  5. The women (They have female pastors. High five, Sister Suffragette.) in vestments are Deacons. As in, “The Deacon Karen Miller,” or as I like to call her, “Her Honorable Highness, The Reverend Karen Miller.” Karen Miller is the coolest. She’s married to Father Kevin. He’s the tall one.
  6. Steve Williamson, the worship pastor, uses coconut oil in his hair. That’s how it stays so perfectly in place. I just wanted to save you the hours of pondering.
  7. Trevor is the one who's always wearing those sweet red shoes underneath his vestment. He’s a deacon (there are guy deacons too I guess) and father of two wee little hobbits that have the energy and powers of ten children, Nora and Finn. Trevor’s wife Bonnie sings like a boss and leads a lot of Sundays. Get on board.
  8. Keith Hartsell is a “deacon,” not a “father,” but he is a father. He has a bunch of little kids.
  9. Bishop Stewart also has a bunch of kids, big and little.
  10. Amy Patton is the RezKids pastor, but she didn’t have a kid, except for the RezKids, so she just had a kid, so now she has a kid and the RezKids.
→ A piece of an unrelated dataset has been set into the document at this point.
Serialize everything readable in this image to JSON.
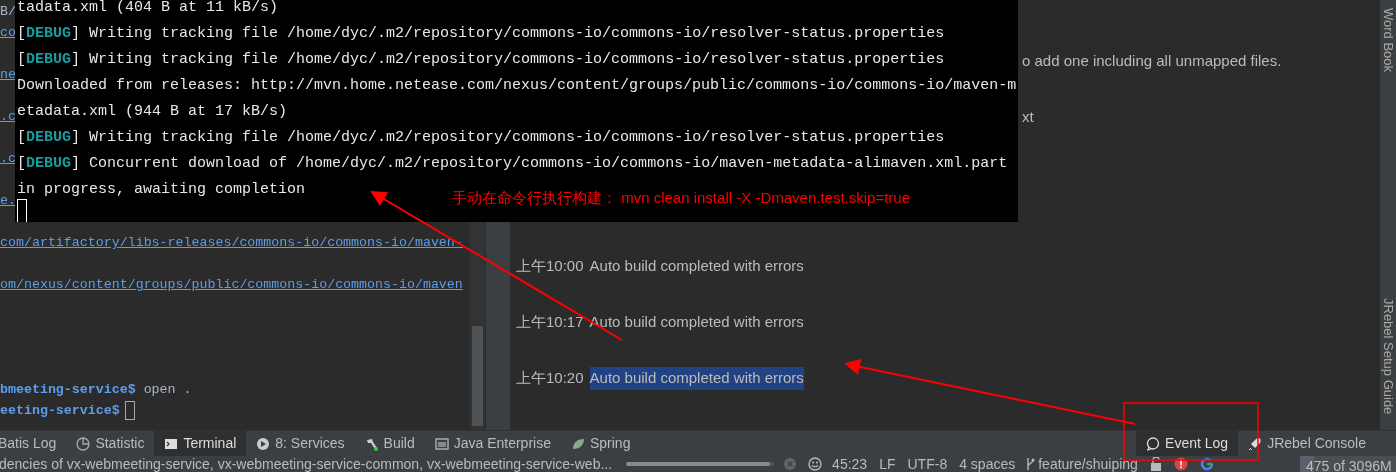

Make sense?
  11. Bunches of kids are definitely a thing at Rez.
  12. Speaking of kids, if you have a baby, you can baptize him or her if you choose, but you don’t have to. It’s a personal decision. I think that’s cool. Also, bring them up during communion and they’ll get prayed over. When I watch this I cry.
  13. It’s okay to cry at Rez. I cry a lot.
  14. LITURGY IS AWESOME. Learn to love it. Learn to let that wisdom soak into you. It will change you, if you let it.
  15. Everybody goes up for prayer from the prayer ministers—everybody­—at some point. Don’t be afraid to let the prayers of these people wash over you when you need it, no matter how big or small the need.
  16. Holy Week is a marathon, not a sprint. If you miss any of the days, you will hate yourself. This Easter season I encountered my first-ever “Maundy Thursday” service, and I cried like a baby while we walked through the time where Christ prepared to be crucified. (See number 13.) And for the love of Pete, go to Vigil, and bring everyone you’ve ever met with you.
  17. The more you participate, the more you’ll feel at home.
  18. That big thing in the center of the church is a baptismal font. Yes, they can baptize a fully-grown man in there. No, you can’t fall into it normally—there’s a protective plastic covering inside of it. Yes, it’s pretty. And most importantly, yes, you can touch it. Go ahead.
  19. Make sure you watch Bishop Stewart during worship sometime. That move, the soaring hands dancing-spin move? It’s called the soaring eagle.

Just getting you in the loop, friend. If you need any other pointers, I’ll be the girl sitting behind the sound booth area, laughing through the Peace and crying through Communion.

Welcome to Rez!